## TASK TO COMPLETE
Each record below must come back exactly as written; its pictures must not.

## ENTRIES SUPPLIED
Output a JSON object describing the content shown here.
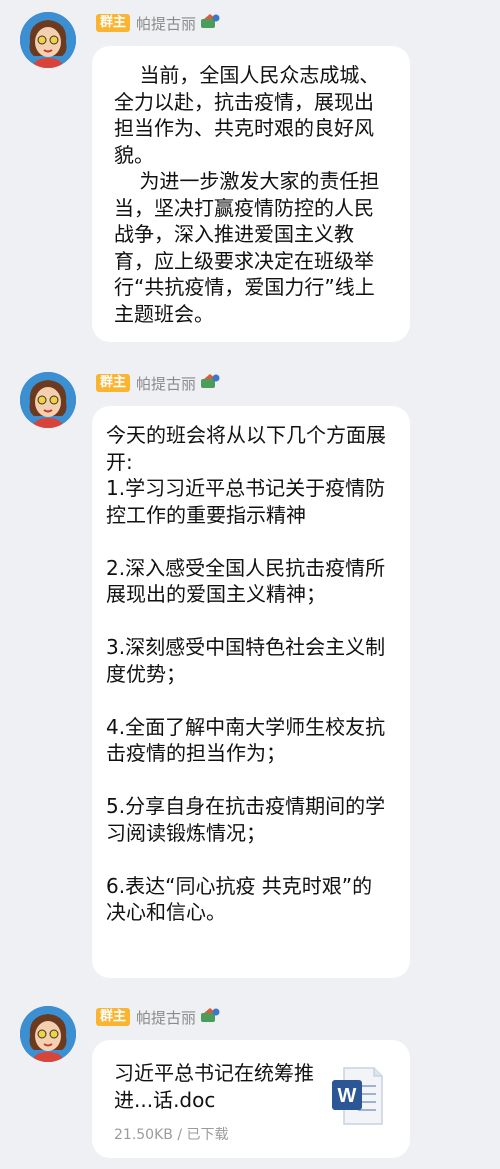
{
  "messages": [
    {
      "role_badge": "群主",
      "sender": "帕提古丽",
      "paragraphs": [
        "    当前，全国人民众志成城、全力以赴，抗击疫情，展现出担当作为、共克时艰的良好风貌。",
        "    为进一步激发大家的责任担当，坚决打赢疫情防控的人民战争，深入推进爱国主义教育，应上级要求决定在班级举行“共抗疫情，爱国力行”线上主题班会。"
      ]
    },
    {
      "role_badge": "群主",
      "sender": "帕提古丽",
      "paragraphs": [
        "今天的班会将从以下几个方面展开:",
        "1.学习习近平总书记关于疫情防控工作的重要指示精神",
        "",
        "2.深入感受全国人民抗击疫情所展现出的爱国主义精神；",
        "",
        "3.深刻感受中国特色社会主义制度优势；",
        "",
        "4.全面了解中南大学师生校友抗击疫情的担当作为；",
        "",
        "5.分享自身在抗击疫情期间的学习阅读锻炼情况；",
        "",
        "6.表达“同心抗疫 共克时艰”的决心和信心。"
      ]
    },
    {
      "role_badge": "群主",
      "sender": "帕提古丽",
      "file": {
        "name": "习近平总书记在统筹推进...话.doc",
        "size": "21.50KB",
        "separator": " / ",
        "status": "已下载",
        "icon": "word-doc-icon",
        "icon_letter": "W"
      }
    }
  ],
  "colors": {
    "background": "#eef0f3",
    "bubble": "#ffffff",
    "badge": "#f9b431",
    "sender": "#8a8a8a",
    "word_blue": "#2b5797"
  }
}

## SOLVED EXERCISE
Output a JSON object describing the content shown here.
{
  "messages": [
    {
      "role_badge": "群主",
      "sender": "帕提古丽",
      "paragraphs": [
        "    当前，全国人民众志成城、全力以赴，抗击疫情，展现出担当作为、共克时艰的良好风貌。",
        "    为进一步激发大家的责任担当，坚决打赢疫情防控的人民战争，深入推进爱国主义教育，应上级要求决定在班级举行“共抗疫情，爱国力行”线上主题班会。"
      ]
    },
    {
      "role_badge": "群主",
      "sender": "帕提古丽",
      "paragraphs": [
        "今天的班会将从以下几个方面展开:",
        "1.学习习近平总书记关于疫情防控工作的重要指示精神",
        "",
        "2.深入感受全国人民抗击疫情所展现出的爱国主义精神；",
        "",
        "3.深刻感受中国特色社会主义制度优势；",
        "",
        "4.全面了解中南大学师生校友抗击疫情的担当作为；",
        "",
        "5.分享自身在抗击疫情期间的学习阅读锻炼情况；",
        "",
        "6.表达“同心抗疫 共克时艰”的决心和信心。"
      ]
    },
    {
      "role_badge": "群主",
      "sender": "帕提古丽",
      "file": {
        "name": "习近平总书记在统筹推进...话.doc",
        "size": "21.50KB",
        "separator": " / ",
        "status": "已下载",
        "icon": "word-doc-icon",
        "icon_letter": "W"
      }
    }
  ],
  "colors": {
    "background": "#eef0f3",
    "bubble": "#ffffff",
    "badge": "#f9b431",
    "sender": "#8a8a8a",
    "word_blue": "#2b5797"
  }
}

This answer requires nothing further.